Improves balance and mobility. Regular aerobic activity will help you maintain mobility, balance, and flexibility as you grow older, reducing the risk of falls and injuries from falls in older adults.
Set goals. Whether you’ve been running for years or are just getting started, you want to have a goal in mind. It might be to lose 20 pounds, prepare for a marathon, or lower your 10k time by 5 minutes. Goals help you gauge your progress, stay motivated, and celebrate small wins.
Create a balanced routine. If you’re just starting out, don’t go overboard with 300 minutes of exercise each week. Work up to 300 minutes if that’s your goal, but start with 30 minutes a day, as mentioned above. Spread your workouts throughout the week, and don’t sweat it if you miss one. Do a combination of moderate and vigorous activities, like walking and running or a leisurely bike ride and spinning.
Mix it up. Add different activities to keep boredom at bay. Cross-training options like cycling or bodyweight workouts can add interest to your walk-run schedule. Strength training twice a week will make sure you’re working all your major muscle groups.
Build activity into your daily routine. Being stuck in an office (whether at home or in the workplace) is a fine excuse to get up and take a walk to the coffee machine. Extend that walk to a stroll around the office, up and down your apartment building stairs, or around the block. Plan to watch your favorite TV show while on the treadmill or stationary bike.
WHOOP measures your heart rate and quantifies the strain your body takes on each day. Each morning, our recovery metric tells you how prepared your body is to take on strain that day, using heart rate variability, respiratory rate, sleep, and resting heart rate.

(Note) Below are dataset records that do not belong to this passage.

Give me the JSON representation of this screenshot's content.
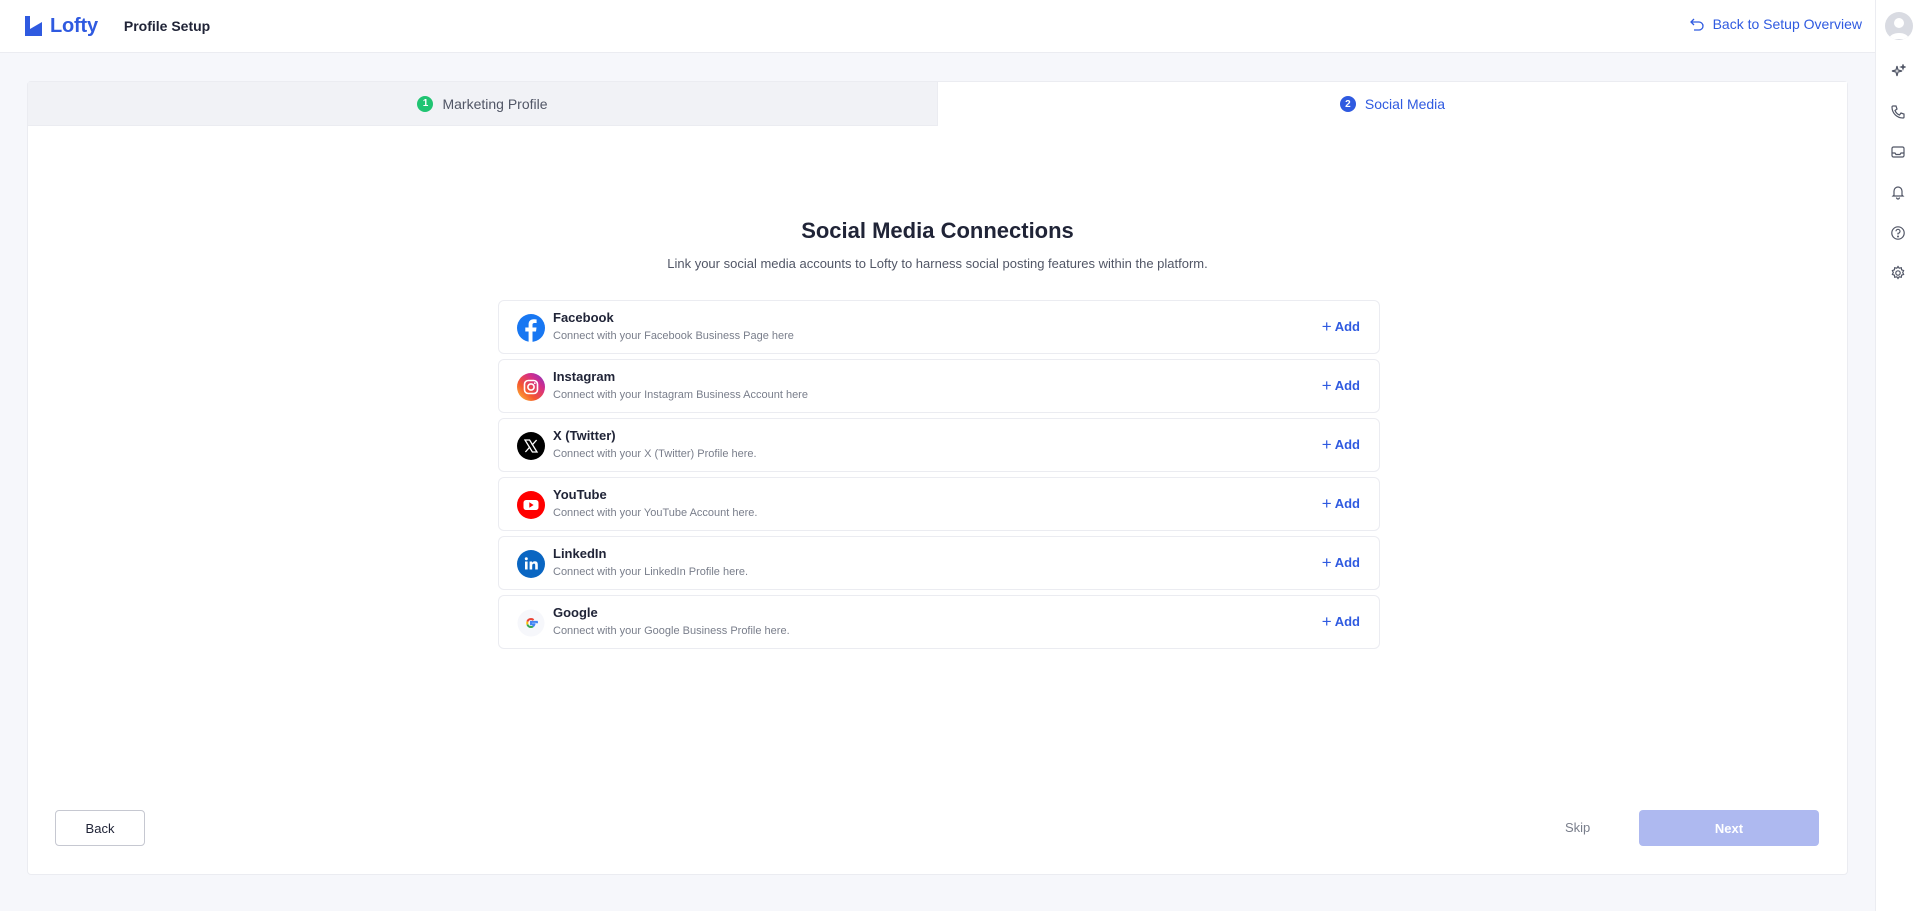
{
  "header": {
    "logo_text": "Lofty",
    "page_title": "Profile Setup",
    "back_link": "Back to Setup Overview"
  },
  "tabs": [
    {
      "step": "1",
      "label": "Marketing Profile",
      "state": "done"
    },
    {
      "step": "2",
      "label": "Social Media",
      "state": "current"
    }
  ],
  "content": {
    "title": "Social Media Connections",
    "subtitle": "Link your social media accounts to Lofty to harness social posting features within the platform."
  },
  "connections": [
    {
      "icon": "facebook-icon",
      "name": "Facebook",
      "desc": "Connect with your Facebook Business Page here",
      "action": "Add"
    },
    {
      "icon": "instagram-icon",
      "name": "Instagram",
      "desc": "Connect with your Instagram Business Account here",
      "action": "Add"
    },
    {
      "icon": "x-twitter-icon",
      "name": "X (Twitter)",
      "desc": "Connect with your X (Twitter) Profile here.",
      "action": "Add"
    },
    {
      "icon": "youtube-icon",
      "name": "YouTube",
      "desc": "Connect with your YouTube Account here.",
      "action": "Add"
    },
    {
      "icon": "linkedin-icon",
      "name": "LinkedIn",
      "desc": "Connect with your LinkedIn Profile here.",
      "action": "Add"
    },
    {
      "icon": "google-icon",
      "name": "Google",
      "desc": "Connect with your Google Business Profile here.",
      "action": "Add"
    }
  ],
  "footer": {
    "back": "Back",
    "skip": "Skip",
    "next": "Next"
  },
  "colors": {
    "accent": "#2f5ae0",
    "step_done": "#20c472",
    "next_disabled": "#aeb9f0"
  }
}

When you track your workouts with the app’s Strain Coach, you can see which heart rate zone you’re training at in real time. You’ll know if you need to turn up the effort or hold back to get into your aerobic heart rate zone.